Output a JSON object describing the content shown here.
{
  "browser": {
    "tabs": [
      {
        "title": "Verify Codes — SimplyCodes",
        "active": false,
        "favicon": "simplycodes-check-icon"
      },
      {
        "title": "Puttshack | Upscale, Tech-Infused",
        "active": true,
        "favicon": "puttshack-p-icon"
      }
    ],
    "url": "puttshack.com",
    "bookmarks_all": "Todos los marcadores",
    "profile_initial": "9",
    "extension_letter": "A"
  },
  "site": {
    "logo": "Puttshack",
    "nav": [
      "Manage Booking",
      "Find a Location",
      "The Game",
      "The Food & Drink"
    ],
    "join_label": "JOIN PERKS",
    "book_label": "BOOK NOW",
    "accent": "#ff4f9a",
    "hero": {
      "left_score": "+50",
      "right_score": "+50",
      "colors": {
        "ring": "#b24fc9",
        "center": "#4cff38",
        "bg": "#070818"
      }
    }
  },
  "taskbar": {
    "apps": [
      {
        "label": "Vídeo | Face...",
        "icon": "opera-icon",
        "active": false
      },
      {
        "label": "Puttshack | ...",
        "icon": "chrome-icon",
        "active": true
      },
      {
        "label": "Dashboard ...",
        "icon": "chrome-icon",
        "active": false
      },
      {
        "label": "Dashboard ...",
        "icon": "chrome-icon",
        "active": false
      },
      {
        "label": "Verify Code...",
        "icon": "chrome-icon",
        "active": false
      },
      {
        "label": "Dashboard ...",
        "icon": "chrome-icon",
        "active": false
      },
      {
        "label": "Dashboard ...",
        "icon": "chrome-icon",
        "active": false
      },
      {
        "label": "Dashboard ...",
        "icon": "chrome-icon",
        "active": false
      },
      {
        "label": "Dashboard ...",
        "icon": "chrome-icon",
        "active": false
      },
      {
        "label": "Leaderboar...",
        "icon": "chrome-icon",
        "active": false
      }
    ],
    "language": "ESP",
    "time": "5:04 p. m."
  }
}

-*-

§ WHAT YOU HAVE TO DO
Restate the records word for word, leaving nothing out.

§ FINISHED EXERCISE
Output a JSON object describing the content shown here.
{
  "browser": {
    "tabs": [
      {
        "title": "Verify Codes — SimplyCodes",
        "active": false,
        "favicon": "simplycodes-check-icon"
      },
      {
        "title": "Puttshack | Upscale, Tech-Infused",
        "active": true,
        "favicon": "puttshack-p-icon"
      }
    ],
    "url": "puttshack.com",
    "bookmarks_all": "Todos los marcadores",
    "profile_initial": "9",
    "extension_letter": "A"
  },
  "site": {
    "logo": "Puttshack",
    "nav": [
      "Manage Booking",
      "Find a Location",
      "The Game",
      "The Food & Drink"
    ],
    "join_label": "JOIN PERKS",
    "book_label": "BOOK NOW",
    "accent": "#ff4f9a",
    "hero": {
      "left_score": "+50",
      "right_score": "+50",
      "colors": {
        "ring": "#b24fc9",
        "center": "#4cff38",
        "bg": "#070818"
      }
    }
  },
  "taskbar": {
    "apps": [
      {
        "label": "Vídeo | Face...",
        "icon": "opera-icon",
        "active": false
      },
      {
        "label": "Puttshack | ...",
        "icon": "chrome-icon",
        "active": true
      },
      {
        "label": "Dashboard ...",
        "icon": "chrome-icon",
        "active": false
      },
      {
        "label": "Dashboard ...",
        "icon": "chrome-icon",
        "active": false
      },
      {
        "label": "Verify Code...",
        "icon": "chrome-icon",
        "active": false
      },
      {
        "label": "Dashboard ...",
        "icon": "chrome-icon",
        "active": false
      },
      {
        "label": "Dashboard ...",
        "icon": "chrome-icon",
        "active": false
      },
      {
        "label": "Dashboard ...",
        "icon": "chrome-icon",
        "active": false
      },
      {
        "label": "Dashboard ...",
        "icon": "chrome-icon",
        "active": false
      },
      {
        "label": "Leaderboar...",
        "icon": "chrome-icon",
        "active": false
      }
    ],
    "language": "ESP",
    "time": "5:04 p. m."
  }
}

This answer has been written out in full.